Nothing but the pictures should be left out when you copy the records exactly.

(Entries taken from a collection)
┄┄┄┄┄┄┄┄┄┄┄┄┄┄┄┄┄┄┄┄

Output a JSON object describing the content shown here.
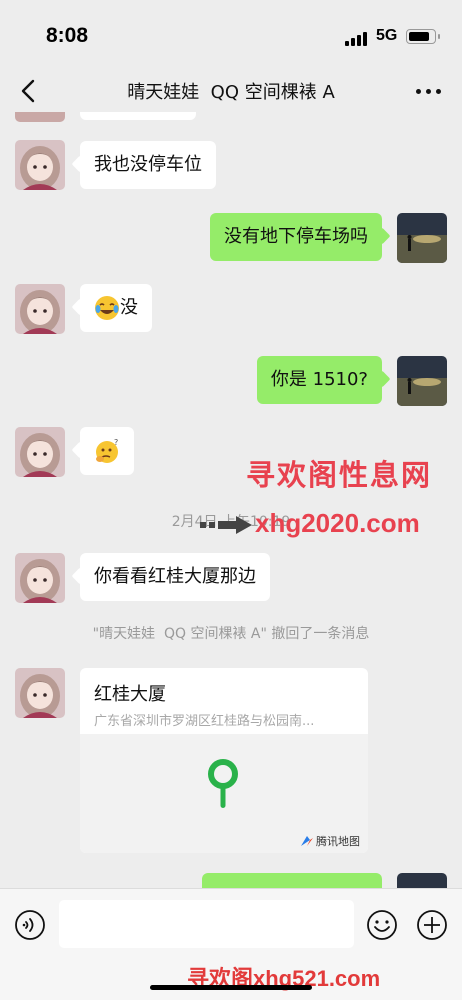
{
  "status_bar": {
    "time": "8:08",
    "network": "5G",
    "battery_level": 0.85
  },
  "nav": {
    "title": "晴天娃娃  QQ 空间棵裱 A",
    "back_icon": "chevron-left-icon",
    "more_icon": "more-dots-icon"
  },
  "messages": [
    {
      "side": "left",
      "text": "我也没停车位"
    },
    {
      "side": "right",
      "text": "没有地下停车场吗"
    },
    {
      "side": "left",
      "text": "没",
      "emoji": "crying-laughing-face"
    },
    {
      "side": "right",
      "text": "你是 1510?"
    },
    {
      "side": "left",
      "text": "",
      "emoji": "thinking-face"
    },
    {
      "side": "left",
      "text": "你看看红桂大厦那边"
    }
  ],
  "timestamp": "2月4日 上午10:19",
  "system_message": "\"晴天娃娃  QQ 空间棵裱 A\" 撤回了一条消息",
  "location": {
    "name": "红桂大厦",
    "address": "广东省深圳市罗湖区红桂路与松园南...",
    "map_credit": "腾讯地图",
    "pin_color": "#2ab24a"
  },
  "watermarks": {
    "top": "寻欢阁性息网",
    "middle": "xhg2020.com",
    "bottom": "寻欢阁xhg521.com"
  },
  "input_bar": {
    "placeholder": "",
    "voice_icon": "voice-icon",
    "emoji_icon": "emoji-icon",
    "plus_icon": "plus-icon"
  },
  "colors": {
    "background": "#ededed",
    "sent_bubble": "#95ec69",
    "received_bubble": "#ffffff",
    "watermark": "#e8424f"
  }
}
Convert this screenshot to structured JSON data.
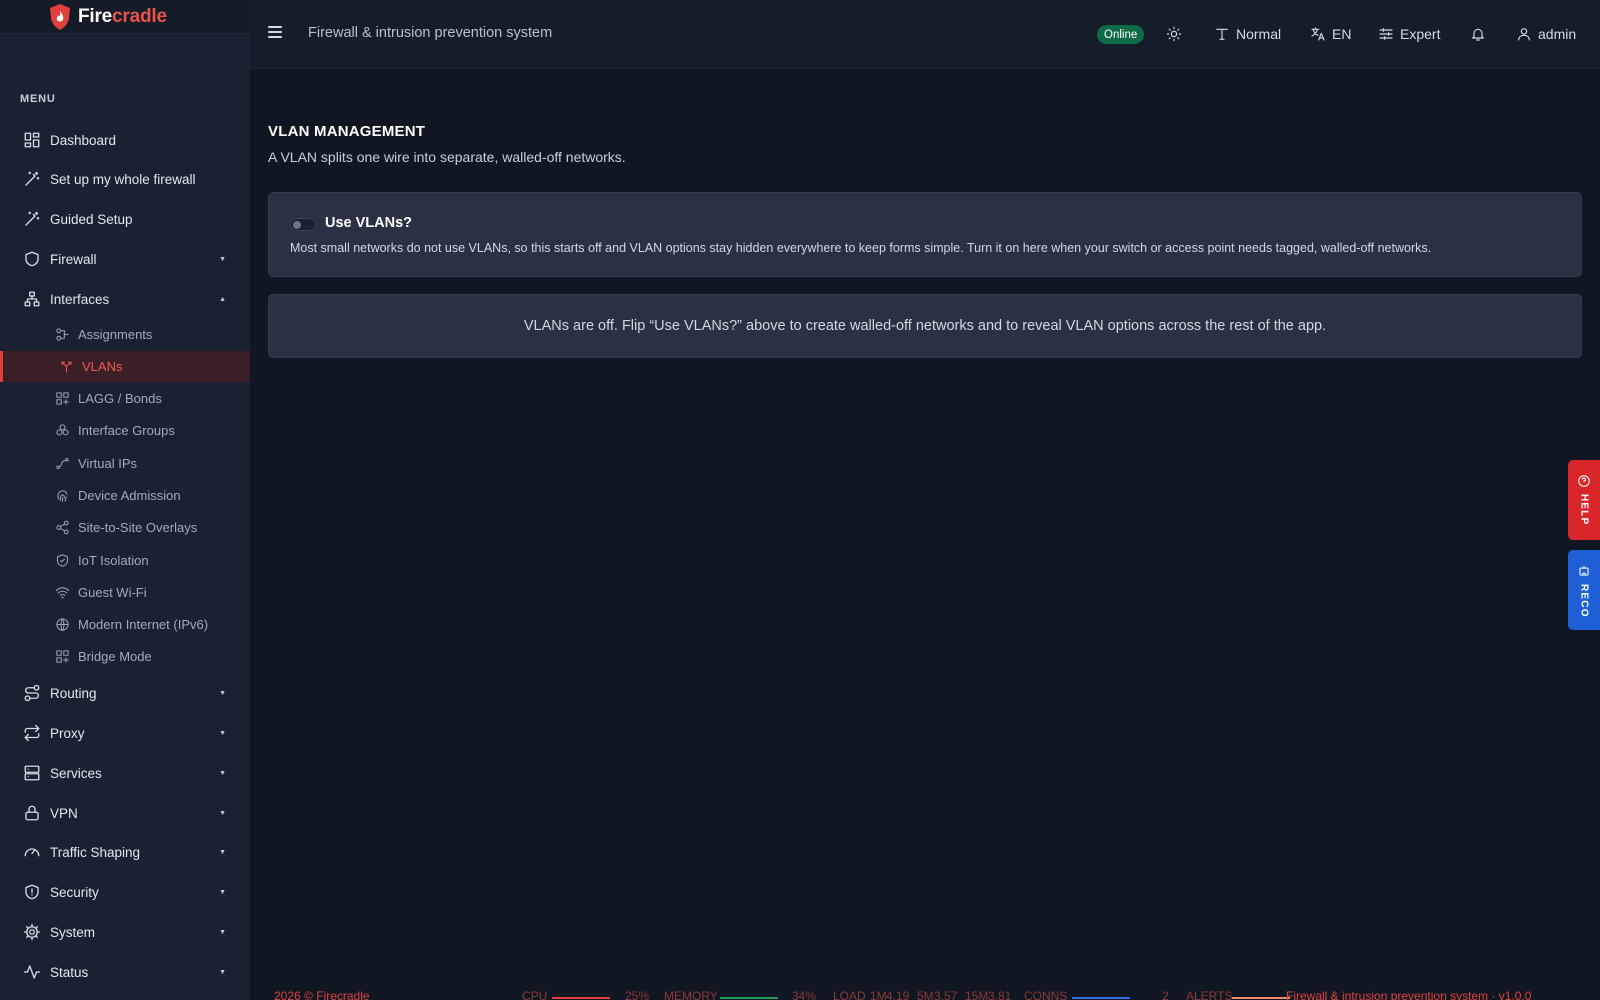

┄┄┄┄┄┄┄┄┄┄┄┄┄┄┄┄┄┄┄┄

» **RESPONSE BELOW**:
Output a JSON object describing the content shown here.
{
  "status_bar": {
    "time": "8:08",
    "network": "5G",
    "battery_level": 0.85
  },
  "nav": {
    "title": "晴天娃娃  QQ 空间棵裱 A",
    "back_icon": "chevron-left-icon",
    "more_icon": "more-dots-icon"
  },
  "messages": [
    {
      "side": "left",
      "text": "我也没停车位"
    },
    {
      "side": "right",
      "text": "没有地下停车场吗"
    },
    {
      "side": "left",
      "text": "没",
      "emoji": "crying-laughing-face"
    },
    {
      "side": "right",
      "text": "你是 1510?"
    },
    {
      "side": "left",
      "text": "",
      "emoji": "thinking-face"
    },
    {
      "side": "left",
      "text": "你看看红桂大厦那边"
    }
  ],
  "timestamp": "2月4日 上午10:19",
  "system_message": "\"晴天娃娃  QQ 空间棵裱 A\" 撤回了一条消息",
  "location": {
    "name": "红桂大厦",
    "address": "广东省深圳市罗湖区红桂路与松园南...",
    "map_credit": "腾讯地图",
    "pin_color": "#2ab24a"
  },
  "watermarks": {
    "top": "寻欢阁性息网",
    "middle": "xhg2020.com",
    "bottom": "寻欢阁xhg521.com"
  },
  "input_bar": {
    "placeholder": "",
    "voice_icon": "voice-icon",
    "emoji_icon": "emoji-icon",
    "plus_icon": "plus-icon"
  },
  "colors": {
    "background": "#ededed",
    "sent_bubble": "#95ec69",
    "received_bubble": "#ffffff",
    "watermark": "#e8424f"
  }
}
Convert this screenshot to structured JSON data.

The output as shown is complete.